Task description ->
Omit the images. Copy each entry word for word.

· · · · · · ·

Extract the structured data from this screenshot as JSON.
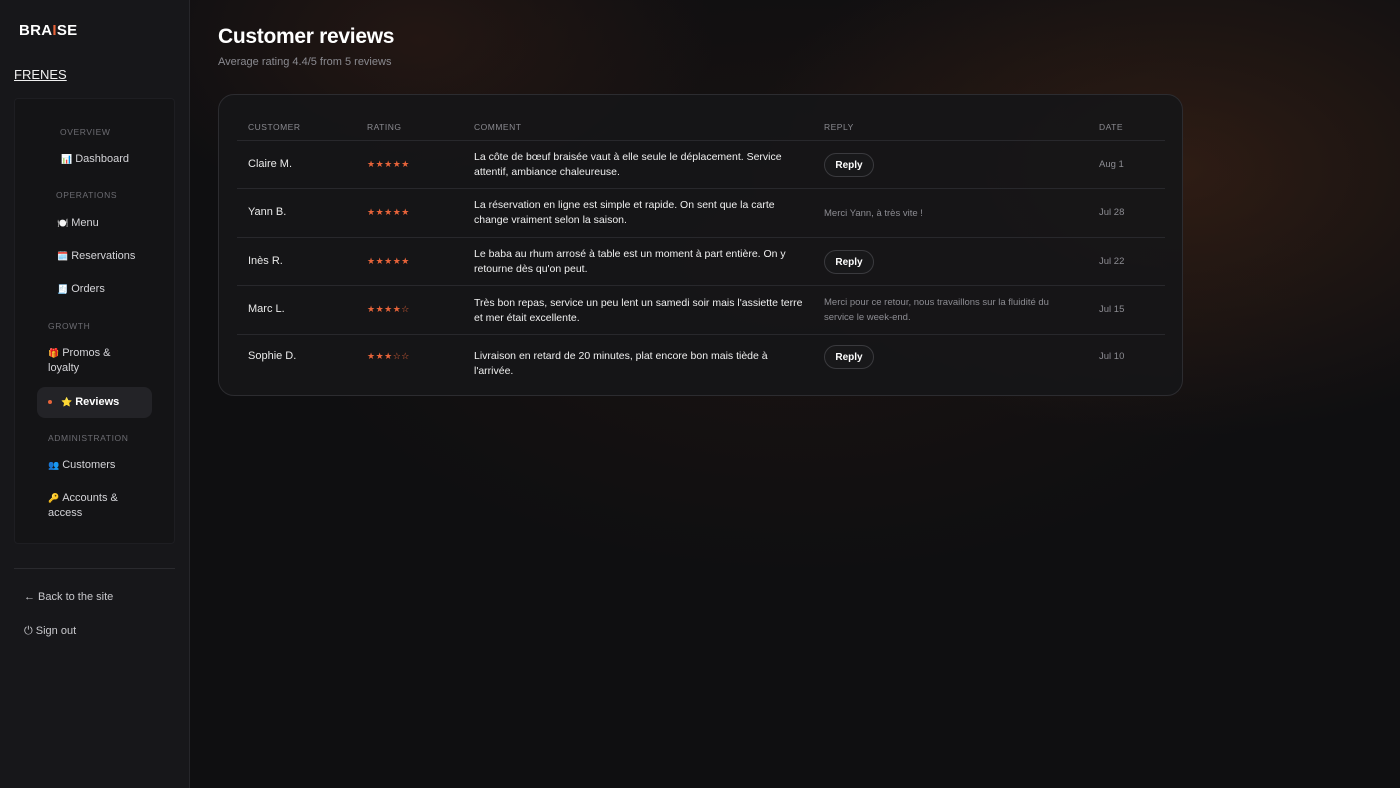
{
  "brand": {
    "logo_prefix": "BRA",
    "logo_accent": "I",
    "logo_suffix": "SE",
    "accent_color": "#e8643a"
  },
  "sidebar": {
    "restaurant": "FRENES",
    "sections": {
      "overview": "OVERVIEW",
      "operations": "OPERATIONS",
      "growth": "GROWTH",
      "administration": "ADMINISTRATION"
    },
    "items": {
      "dashboard": {
        "icon": "📊",
        "label": "Dashboard"
      },
      "menu": {
        "icon": "🍽️",
        "label": "Menu"
      },
      "reservations": {
        "icon": "🗓️",
        "label": "Reservations"
      },
      "orders": {
        "icon": "🧾",
        "label": "Orders"
      },
      "promos": {
        "icon": "🎁",
        "label": "Promos &",
        "label2": "loyalty"
      },
      "reviews": {
        "icon": "⭐",
        "label": "Reviews"
      },
      "customers": {
        "icon": "👥",
        "label": "Customers"
      },
      "accounts": {
        "icon": "🔑",
        "label": "Accounts &",
        "label2": "access"
      }
    },
    "footer": {
      "back": "← Back to the site",
      "signout": "⏻ Sign out"
    }
  },
  "page": {
    "title": "Customer reviews",
    "subtitle": "Average rating 4.4/5 from 5 reviews"
  },
  "table": {
    "headers": {
      "customer": "CUSTOMER",
      "rating": "RATING",
      "comment": "COMMENT",
      "reply": "REPLY",
      "date": "DATE"
    },
    "reply_button_label": "Reply",
    "rows": [
      {
        "customer": "Claire M.",
        "stars": "★★★★★",
        "rating": 5,
        "comment": "La côte de bœuf braisée vaut à elle seule le déplacement. Service attentif, ambiance chaleureuse.",
        "reply": "",
        "date": "Aug 1"
      },
      {
        "customer": "Yann B.",
        "stars": "★★★★★",
        "rating": 5,
        "comment": "La réservation en ligne est simple et rapide. On sent que la carte change vraiment selon la saison.",
        "reply": "Merci Yann, à très vite !",
        "date": "Jul 28"
      },
      {
        "customer": "Inès R.",
        "stars": "★★★★★",
        "rating": 5,
        "comment": "Le baba au rhum arrosé à table est un moment à part entière. On y retourne dès qu'on peut.",
        "reply": "",
        "date": "Jul 22"
      },
      {
        "customer": "Marc L.",
        "stars": "★★★★☆",
        "rating": 4,
        "comment": "Très bon repas, service un peu lent un samedi soir mais l'assiette terre et mer était excellente.",
        "reply": "Merci pour ce retour, nous travaillons sur la fluidité du service le week-end.",
        "date": "Jul 15"
      },
      {
        "customer": "Sophie D.",
        "stars": "★★★☆☆",
        "rating": 3,
        "comment": "Livraison en retard de 20 minutes, plat encore bon mais tiède à l'arrivée.",
        "reply": "",
        "date": "Jul 10"
      }
    ]
  }
}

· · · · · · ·

Response to this task ->
Extract the structured data from this screenshot as JSON.
{
  "brand": {
    "logo_prefix": "BRA",
    "logo_accent": "I",
    "logo_suffix": "SE",
    "accent_color": "#e8643a"
  },
  "sidebar": {
    "restaurant": "FRENES",
    "sections": {
      "overview": "OVERVIEW",
      "operations": "OPERATIONS",
      "growth": "GROWTH",
      "administration": "ADMINISTRATION"
    },
    "items": {
      "dashboard": {
        "icon": "📊",
        "label": "Dashboard"
      },
      "menu": {
        "icon": "🍽️",
        "label": "Menu"
      },
      "reservations": {
        "icon": "🗓️",
        "label": "Reservations"
      },
      "orders": {
        "icon": "🧾",
        "label": "Orders"
      },
      "promos": {
        "icon": "🎁",
        "label": "Promos &",
        "label2": "loyalty"
      },
      "reviews": {
        "icon": "⭐",
        "label": "Reviews"
      },
      "customers": {
        "icon": "👥",
        "label": "Customers"
      },
      "accounts": {
        "icon": "🔑",
        "label": "Accounts &",
        "label2": "access"
      }
    },
    "footer": {
      "back": "← Back to the site",
      "signout": "⏻ Sign out"
    }
  },
  "page": {
    "title": "Customer reviews",
    "subtitle": "Average rating 4.4/5 from 5 reviews"
  },
  "table": {
    "headers": {
      "customer": "CUSTOMER",
      "rating": "RATING",
      "comment": "COMMENT",
      "reply": "REPLY",
      "date": "DATE"
    },
    "reply_button_label": "Reply",
    "rows": [
      {
        "customer": "Claire M.",
        "stars": "★★★★★",
        "rating": 5,
        "comment": "La côte de bœuf braisée vaut à elle seule le déplacement. Service attentif, ambiance chaleureuse.",
        "reply": "",
        "date": "Aug 1"
      },
      {
        "customer": "Yann B.",
        "stars": "★★★★★",
        "rating": 5,
        "comment": "La réservation en ligne est simple et rapide. On sent que la carte change vraiment selon la saison.",
        "reply": "Merci Yann, à très vite !",
        "date": "Jul 28"
      },
      {
        "customer": "Inès R.",
        "stars": "★★★★★",
        "rating": 5,
        "comment": "Le baba au rhum arrosé à table est un moment à part entière. On y retourne dès qu'on peut.",
        "reply": "",
        "date": "Jul 22"
      },
      {
        "customer": "Marc L.",
        "stars": "★★★★☆",
        "rating": 4,
        "comment": "Très bon repas, service un peu lent un samedi soir mais l'assiette terre et mer était excellente.",
        "reply": "Merci pour ce retour, nous travaillons sur la fluidité du service le week-end.",
        "date": "Jul 15"
      },
      {
        "customer": "Sophie D.",
        "stars": "★★★☆☆",
        "rating": 3,
        "comment": "Livraison en retard de 20 minutes, plat encore bon mais tiède à l'arrivée.",
        "reply": "",
        "date": "Jul 10"
      }
    ]
  }
}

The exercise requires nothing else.